• Directions:
Where the string "image" appears in a line of the data, show that line.

• Input data:
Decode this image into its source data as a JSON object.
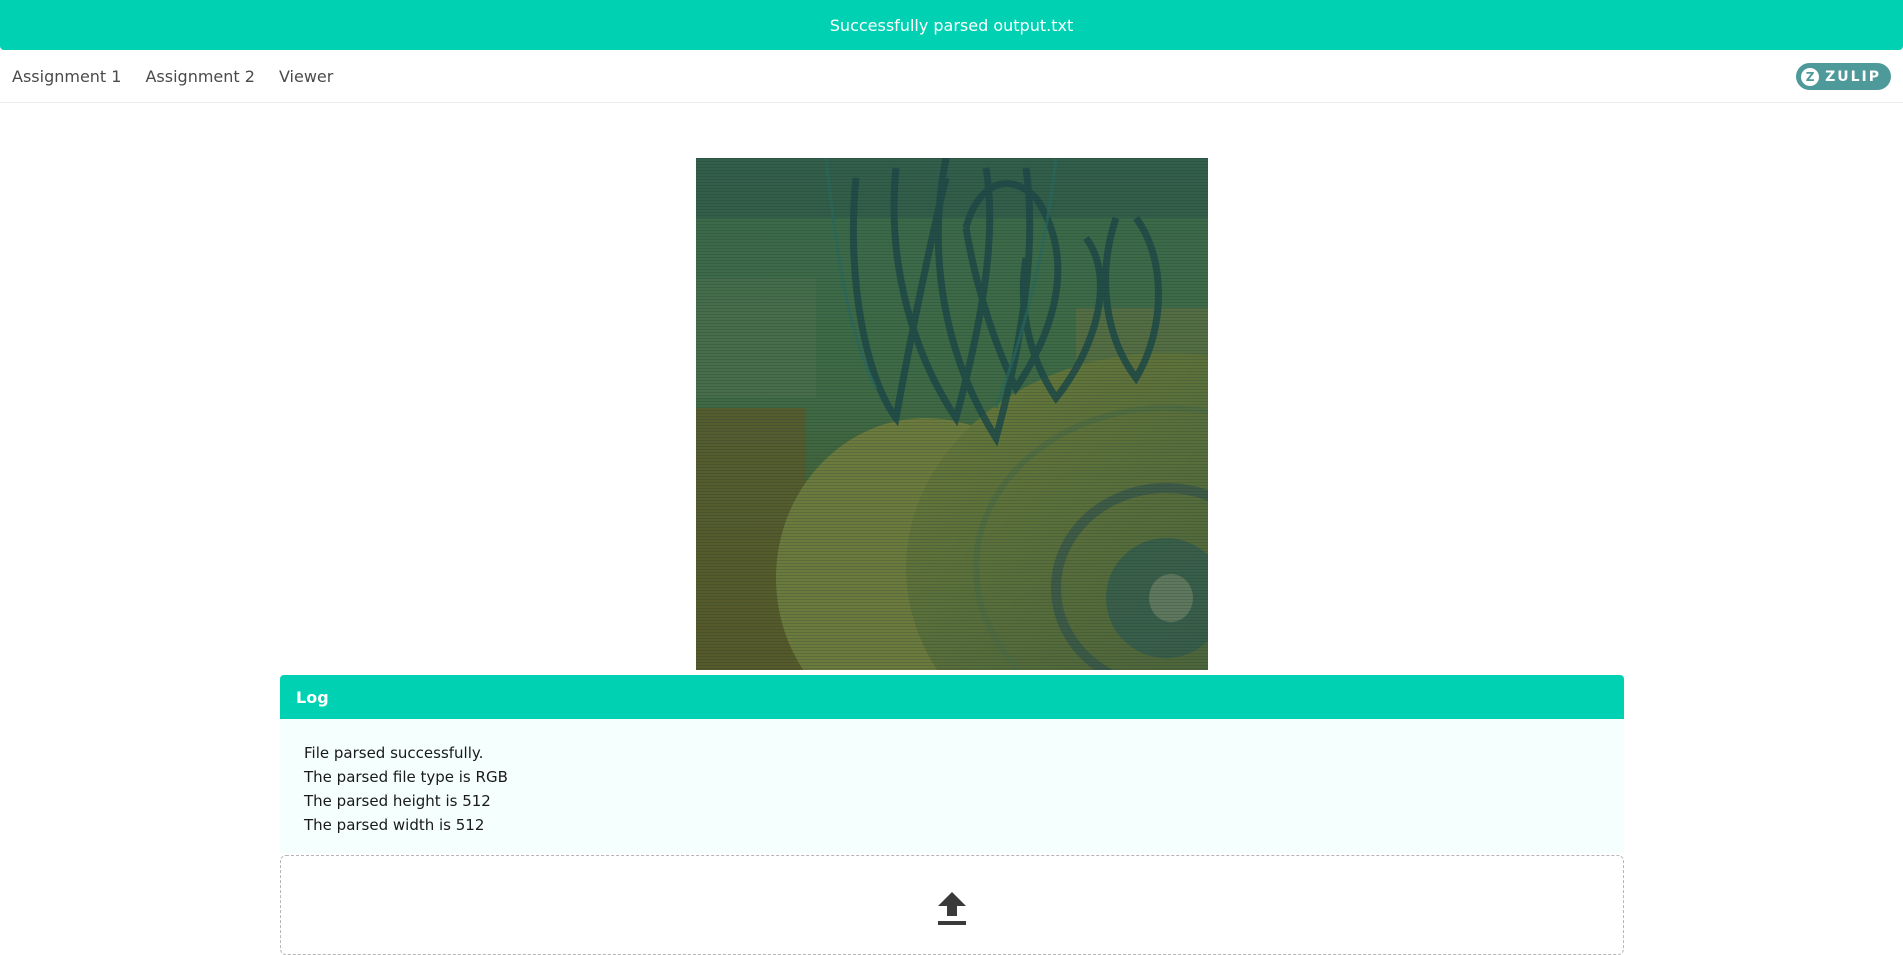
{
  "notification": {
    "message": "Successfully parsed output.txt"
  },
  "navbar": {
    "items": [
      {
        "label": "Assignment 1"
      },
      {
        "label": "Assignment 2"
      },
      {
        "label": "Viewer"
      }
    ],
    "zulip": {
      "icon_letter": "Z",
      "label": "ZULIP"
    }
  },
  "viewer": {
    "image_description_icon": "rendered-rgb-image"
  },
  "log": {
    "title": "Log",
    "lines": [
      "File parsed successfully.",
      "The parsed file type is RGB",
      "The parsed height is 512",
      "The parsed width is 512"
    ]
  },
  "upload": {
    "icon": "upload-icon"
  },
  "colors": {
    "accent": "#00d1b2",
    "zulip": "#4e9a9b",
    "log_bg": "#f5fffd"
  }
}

• Problem solution:
Decode this image into its source data as a JSON object.
    "image_description_icon": "rendered-rgb-image"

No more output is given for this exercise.